Our settlement planning team at Milestone works with both plaintiffs and attorneys as they think ahead to settlement and how the money could be most beneficial. Along that path toward the end litigation, however, financial issues can arise and cause unnecessary complications. We in the civil justice community want what’s best for each person who pursues justice, and ensuring smooth sailing after litigation is a big part of success. Consider these three tips to prevent or mitigate the variety of financial issues that can come up.
Tip 1: Know Your Client’s Finances
Great attorneys know their clients well, but they may not know every single detail of each client’s financial life. Take into account the effect that the following information might have on your client’s ability to stay solvent throughout litigation and what their financial expectations might be:
- Credit score,
- Mortgage rate and balance,
- Personal balance sheet,
- Health care insurance plan, and
- Eligibility for needs-based government programs like Supplemental Security Income (SSI) and Medicaid.
You may want to consider hiring a financial expert to conduct the exhaustive due diligence associated with the many settlement-related financial decisions.
Tip 2: Know Your Client’s Stakeholders

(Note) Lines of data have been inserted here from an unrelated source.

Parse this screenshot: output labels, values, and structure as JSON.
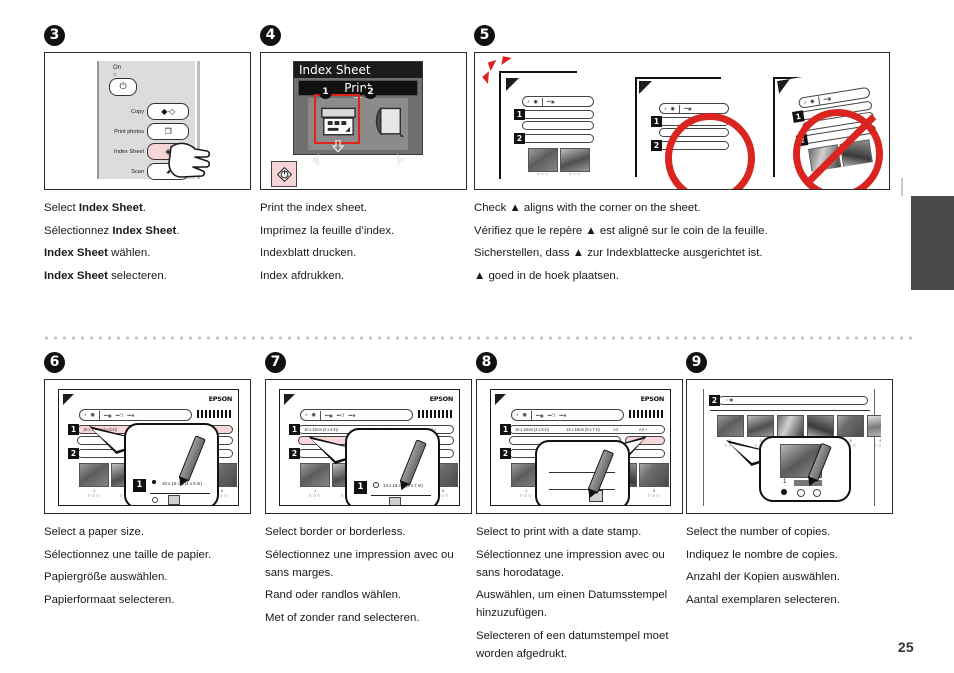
{
  "page": {
    "number": "25",
    "side_tab_color": "#4a4a4a",
    "accent_red": "#d9241f",
    "highlight_pink": "#f9d6da"
  },
  "steps": [
    {
      "id": "step-3",
      "number": "3",
      "figure_type": "printer-control-panel",
      "panel": {
        "power_label_line1": "On",
        "power_label_line2": "○",
        "power_icon": "⏻",
        "buttons": [
          {
            "label": "Copy",
            "icon": "copy-icon",
            "pressed": false
          },
          {
            "label": "Print photos",
            "icon": "photo-icon",
            "pressed": false
          },
          {
            "label": "Index Sheet",
            "icon": "index-sheet-icon",
            "pressed": true
          },
          {
            "label": "Scan",
            "icon": "scan-icon",
            "pressed": false
          }
        ]
      },
      "captions": [
        {
          "pre": "Select ",
          "bold": "Index Sheet",
          "post": "."
        },
        {
          "pre": "Sélectionnez ",
          "bold": "Index Sheet",
          "post": "."
        },
        {
          "pre": "",
          "bold": "Index Sheet",
          "post": " wählen."
        },
        {
          "pre": "",
          "bold": "Index Sheet",
          "post": " selecteren."
        }
      ]
    },
    {
      "id": "step-4",
      "number": "4",
      "figure_type": "lcd-screen",
      "lcd": {
        "title": "Index Sheet",
        "menu_value": "Print",
        "option_1_label": "1",
        "option_2_label": "2",
        "left_arrow": "◀",
        "right_arrow": "▶",
        "selected_option": "1"
      },
      "start_button_icon": "start-diamond-icon",
      "captions": [
        {
          "pre": "Print the index sheet.",
          "bold": "",
          "post": ""
        },
        {
          "pre": "Imprimez la feuille d’index.",
          "bold": "",
          "post": ""
        },
        {
          "pre": "Indexblatt drucken.",
          "bold": "",
          "post": ""
        },
        {
          "pre": "Index afdrukken.",
          "bold": "",
          "post": ""
        }
      ]
    },
    {
      "id": "step-5",
      "number": "5",
      "figure_type": "alignment-examples",
      "examples": [
        {
          "state": "correct",
          "mark": "alignment-corner-mark"
        },
        {
          "state": "prohibited-shifted",
          "mark": "no-circle"
        },
        {
          "state": "prohibited-rotated",
          "mark": "no-circle-slash"
        }
      ],
      "captions": [
        {
          "pre": "Check ▲ aligns with the corner on the sheet.",
          "bold": "",
          "post": ""
        },
        {
          "pre": "Vérifiez que le repère ▲ est aligné sur le coin de la feuille.",
          "bold": "",
          "post": ""
        },
        {
          "pre": "Sicherstellen, dass ▲ zur Indexblattecke ausgerichtet ist.",
          "bold": "",
          "post": ""
        },
        {
          "pre": "▲ goed in de hoek plaatsen.",
          "bold": "",
          "post": ""
        }
      ]
    },
    {
      "id": "step-6",
      "number": "6",
      "figure_type": "index-sheet-fill",
      "sheet": {
        "brand": "EPSON",
        "row_tags": [
          "1",
          "2"
        ],
        "highlight_row": 1,
        "callout_tag": "1",
        "callout_option_label": "10 x 15 cm (4 x 6 in)",
        "row1_options": [
          "10 x 15cm (4 x 6 in)",
          "13 x 18cm (5 x 7 in)",
          "A4",
          "A4 +"
        ]
      },
      "captions": [
        {
          "pre": "Select a paper size.",
          "bold": "",
          "post": ""
        },
        {
          "pre": "Sélectionnez une taille de papier.",
          "bold": "",
          "post": ""
        },
        {
          "pre": "Papiergröße auswählen.",
          "bold": "",
          "post": ""
        },
        {
          "pre": "Papierformaat selecteren.",
          "bold": "",
          "post": ""
        }
      ]
    },
    {
      "id": "step-7",
      "number": "7",
      "figure_type": "index-sheet-fill",
      "sheet": {
        "brand": "EPSON",
        "row_tags": [
          "1",
          "2"
        ],
        "highlight_row": 2,
        "callout_tag": "1",
        "callout_option_label": "13 x 18 cm (5 x 7 in)",
        "row1_options": [
          "10 x 15cm (4 x 6 in)",
          "13 x 18cm (5 x 7 in)",
          "A4",
          "A4 +"
        ]
      },
      "captions": [
        {
          "pre": "Select border or borderless.",
          "bold": "",
          "post": ""
        },
        {
          "pre": "Sélectionnez une impression avec ou sans marges.",
          "bold": "",
          "post": ""
        },
        {
          "pre": "Rand oder randlos wählen.",
          "bold": "",
          "post": ""
        },
        {
          "pre": "Met of zonder rand selecteren.",
          "bold": "",
          "post": ""
        }
      ]
    },
    {
      "id": "step-8",
      "number": "8",
      "figure_type": "index-sheet-fill",
      "sheet": {
        "brand": "EPSON",
        "row_tags": [
          "1",
          "2"
        ],
        "highlight_row": 2,
        "callout_tag": "",
        "callout_option_label": "",
        "row1_options": [
          "10 x 15cm (4 x 6 in)",
          "13 x 18cm (5 x 7 in)",
          "A4",
          "A4 +"
        ]
      },
      "captions": [
        {
          "pre": "Select to print with a date stamp.",
          "bold": "",
          "post": ""
        },
        {
          "pre": "Sélectionnez une impression avec ou sans horodatage.",
          "bold": "",
          "post": ""
        },
        {
          "pre": "Auswählen, um einen Datumsstempel hinzuzufügen.",
          "bold": "",
          "post": ""
        },
        {
          "pre": "Selecteren of een datumstempel moet worden afgedrukt.",
          "bold": "",
          "post": ""
        }
      ]
    },
    {
      "id": "step-9",
      "number": "9",
      "figure_type": "copies-selection",
      "sheet": {
        "row_tags": [
          "2"
        ],
        "callout_copy_number": "1"
      },
      "captions": [
        {
          "pre": "Select the number of copies.",
          "bold": "",
          "post": ""
        },
        {
          "pre": "Indiquez le nombre de copies.",
          "bold": "",
          "post": ""
        },
        {
          "pre": "Anzahl der Kopien auswählen.",
          "bold": "",
          "post": ""
        },
        {
          "pre": "Aantal exemplaren selecteren.",
          "bold": "",
          "post": ""
        }
      ]
    }
  ]
}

When a person pursues a large settlement, people inevitably come out of the woodwork. By distinguishing upfront the real stakeholders from the fair-weather friends, you can understand who is shaping your client’s view of the settlement. A good suggestion might be touching base with your client on a monthly basis to stay up-to-date on any changes in the interested parties.
Tip 3: Know Your Client’s Psyche
Many plaintiffs who have suffered through a personal injury or the death of a loved one have never seen wealth. Litigation is a daunting process for those who have never been through it. The idea of then taking the settlement money and creating a lifelong plan can seem impractical to someone who has been through a personal or physical trauma. Employing a holistic approach that addresses best possible outcomes versus worst possible risks can help mitigate some of the uneasiness inherent to the settlement.
Attorneys who “follow the dollar” and proactively develop an understanding of a client’s financial situation find it easier to create an environment in which they have faith that post-litigation life will meet their expectations.
A West Point graduate where he served as captain and military aviator, John Bair continues his commitment to our country through his efforts within the settlement planning industry. He has represented families of victims lost in the Flight 3407 crash, offered pro bono services to the families of 9/11 victims and drafted the first consumer protection bill for plaintiffs (H.R. 3699).